By the mid-1980s, waves pools had been built that were deemed worthy of holding professional competitions, such as the 1985 World Inland Championship staged in Allentown, Pennsylvania, as reported by the Inertia. Disney World is home to Typhoon Lagoon in Florida, which has also been host to pro events. Until the unveiling of Slater’s wave, Japan’s Ocean Dome was generally regarded as the world’s best artificial wave, but it was closed because it cost too much to operate.

The FlowRider was developed in the 1990s and was hailed for many years as the answer behind creating an inland surfing wave that was somewhat of a compromise. FlowRiders are fun, and profitable, and their creation has spawned an entirely new sport. Yet, while Flowriding is close to surfing, it is not the same; FlowRiders, while being fun, and popular, do not allow the full range of maneuvers that Kelly Slater’s new man made wave does.

Back in 2005, FlowRiders were reported to cost about $700,000 for basic installations, according to Forbes. Grande Prairie, Alberta installed a FlowRider with its newest aquatic facility. The city charges a premium of $5 to members and $10 to non-members for its use. In the UK, FlowRider users pay about $32.75 for a day pass at the Flowhouse Bedford, buying ten passes at a time.

Little has been reported about how much one of Kelly Slater Wave Company’s artificial waves will cost. Almost nothing is known about how the mechanism that produces the wave works, and it will likely remain proprietary for the foreseeable future. Further, the such a machine, given its size and scale, must have cost millions to develop. When Kelly Slater’s artificial waves will be available for towns and cities like Grande Prairie and water park installations is anyone’s guess.

There are more expensive FlowRider models that offer barreling tube rides, one of the most challenging, and satisfying, surfing maneuvers, but there has never been a artificial wave that offered tubes that could be truly surfed.
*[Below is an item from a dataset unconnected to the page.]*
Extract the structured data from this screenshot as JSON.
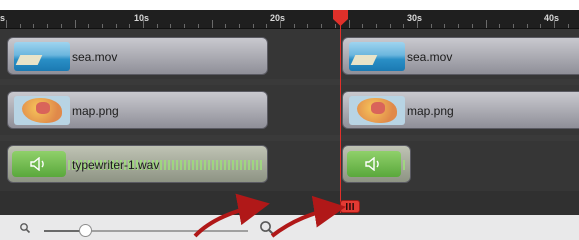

Kelly Slater makes history in the barrel in the above video by surfing what is surely the longest non-FlowRider artificial tube ride ever.

Slater also performs a full suite of moves on a standard surfboard: cutbacks, aerials, floaters, reentries; the wave is indistinguishable from the real thing in every way. Because the wave is steeper than any previous artificial wave, it allows Slater to build the speed he needs to complete his full ocean repertoire of maneuvers that has made him the best, and most widely known, surfer of all-time.

[Photo by Bruce Bennett/Getty Images]